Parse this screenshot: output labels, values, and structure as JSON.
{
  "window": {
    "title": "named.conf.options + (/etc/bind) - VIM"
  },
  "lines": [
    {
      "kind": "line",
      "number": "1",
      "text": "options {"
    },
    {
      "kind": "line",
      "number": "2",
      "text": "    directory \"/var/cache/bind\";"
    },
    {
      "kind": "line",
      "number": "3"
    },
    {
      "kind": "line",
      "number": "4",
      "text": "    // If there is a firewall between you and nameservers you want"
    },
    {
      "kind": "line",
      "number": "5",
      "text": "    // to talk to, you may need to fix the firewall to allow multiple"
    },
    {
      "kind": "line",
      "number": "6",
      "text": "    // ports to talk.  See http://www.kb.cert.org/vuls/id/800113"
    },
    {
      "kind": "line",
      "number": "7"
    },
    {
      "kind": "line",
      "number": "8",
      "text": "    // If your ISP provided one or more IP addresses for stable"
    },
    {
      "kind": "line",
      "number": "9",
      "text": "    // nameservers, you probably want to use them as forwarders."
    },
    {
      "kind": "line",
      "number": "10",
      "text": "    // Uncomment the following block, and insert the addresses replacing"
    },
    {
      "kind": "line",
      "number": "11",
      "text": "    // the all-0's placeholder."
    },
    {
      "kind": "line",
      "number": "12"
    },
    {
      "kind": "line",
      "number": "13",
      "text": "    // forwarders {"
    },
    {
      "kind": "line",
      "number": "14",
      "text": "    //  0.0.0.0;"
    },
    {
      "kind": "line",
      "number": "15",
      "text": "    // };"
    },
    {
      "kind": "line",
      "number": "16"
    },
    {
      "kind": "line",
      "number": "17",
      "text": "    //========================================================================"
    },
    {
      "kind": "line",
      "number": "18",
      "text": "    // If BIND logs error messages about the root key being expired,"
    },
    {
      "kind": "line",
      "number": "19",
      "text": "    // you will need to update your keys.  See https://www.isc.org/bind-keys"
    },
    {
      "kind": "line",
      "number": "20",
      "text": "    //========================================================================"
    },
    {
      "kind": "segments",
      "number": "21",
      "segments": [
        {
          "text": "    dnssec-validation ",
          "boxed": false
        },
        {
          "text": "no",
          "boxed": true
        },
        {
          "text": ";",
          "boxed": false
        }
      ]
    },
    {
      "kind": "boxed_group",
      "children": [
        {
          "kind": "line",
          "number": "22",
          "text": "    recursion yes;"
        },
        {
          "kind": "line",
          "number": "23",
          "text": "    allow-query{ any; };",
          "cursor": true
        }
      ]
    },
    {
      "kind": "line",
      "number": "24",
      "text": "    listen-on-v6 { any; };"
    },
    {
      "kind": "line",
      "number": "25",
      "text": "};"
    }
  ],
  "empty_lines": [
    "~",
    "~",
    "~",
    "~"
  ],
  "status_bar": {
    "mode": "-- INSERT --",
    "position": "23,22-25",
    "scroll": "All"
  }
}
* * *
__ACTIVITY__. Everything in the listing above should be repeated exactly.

__WRITTEN RESPONSE__.
Parse this screenshot: output labels, values, and structure as JSON.
{
  "window": {
    "title": "named.conf.options + (/etc/bind) - VIM"
  },
  "lines": [
    {
      "kind": "line",
      "number": "1",
      "text": "options {"
    },
    {
      "kind": "line",
      "number": "2",
      "text": "    directory \"/var/cache/bind\";"
    },
    {
      "kind": "line",
      "number": "3"
    },
    {
      "kind": "line",
      "number": "4",
      "text": "    // If there is a firewall between you and nameservers you want"
    },
    {
      "kind": "line",
      "number": "5",
      "text": "    // to talk to, you may need to fix the firewall to allow multiple"
    },
    {
      "kind": "line",
      "number": "6",
      "text": "    // ports to talk.  See http://www.kb.cert.org/vuls/id/800113"
    },
    {
      "kind": "line",
      "number": "7"
    },
    {
      "kind": "line",
      "number": "8",
      "text": "    // If your ISP provided one or more IP addresses for stable"
    },
    {
      "kind": "line",
      "number": "9",
      "text": "    // nameservers, you probably want to use them as forwarders."
    },
    {
      "kind": "line",
      "number": "10",
      "text": "    // Uncomment the following block, and insert the addresses replacing"
    },
    {
      "kind": "line",
      "number": "11",
      "text": "    // the all-0's placeholder."
    },
    {
      "kind": "line",
      "number": "12"
    },
    {
      "kind": "line",
      "number": "13",
      "text": "    // forwarders {"
    },
    {
      "kind": "line",
      "number": "14",
      "text": "    //  0.0.0.0;"
    },
    {
      "kind": "line",
      "number": "15",
      "text": "    // };"
    },
    {
      "kind": "line",
      "number": "16"
    },
    {
      "kind": "line",
      "number": "17",
      "text": "    //========================================================================"
    },
    {
      "kind": "line",
      "number": "18",
      "text": "    // If BIND logs error messages about the root key being expired,"
    },
    {
      "kind": "line",
      "number": "19",
      "text": "    // you will need to update your keys.  See https://www.isc.org/bind-keys"
    },
    {
      "kind": "line",
      "number": "20",
      "text": "    //========================================================================"
    },
    {
      "kind": "segments",
      "number": "21",
      "segments": [
        {
          "text": "    dnssec-validation ",
          "boxed": false
        },
        {
          "text": "no",
          "boxed": true
        },
        {
          "text": ";",
          "boxed": false
        }
      ]
    },
    {
      "kind": "boxed_group",
      "children": [
        {
          "kind": "line",
          "number": "22",
          "text": "    recursion yes;"
        },
        {
          "kind": "line",
          "number": "23",
          "text": "    allow-query{ any; };",
          "cursor": true
        }
      ]
    },
    {
      "kind": "line",
      "number": "24",
      "text": "    listen-on-v6 { any; };"
    },
    {
      "kind": "line",
      "number": "25",
      "text": "};"
    }
  ],
  "empty_lines": [
    "~",
    "~",
    "~",
    "~"
  ],
  "status_bar": {
    "mode": "-- INSERT --",
    "position": "23,22-25",
    "scroll": "All"
  }
}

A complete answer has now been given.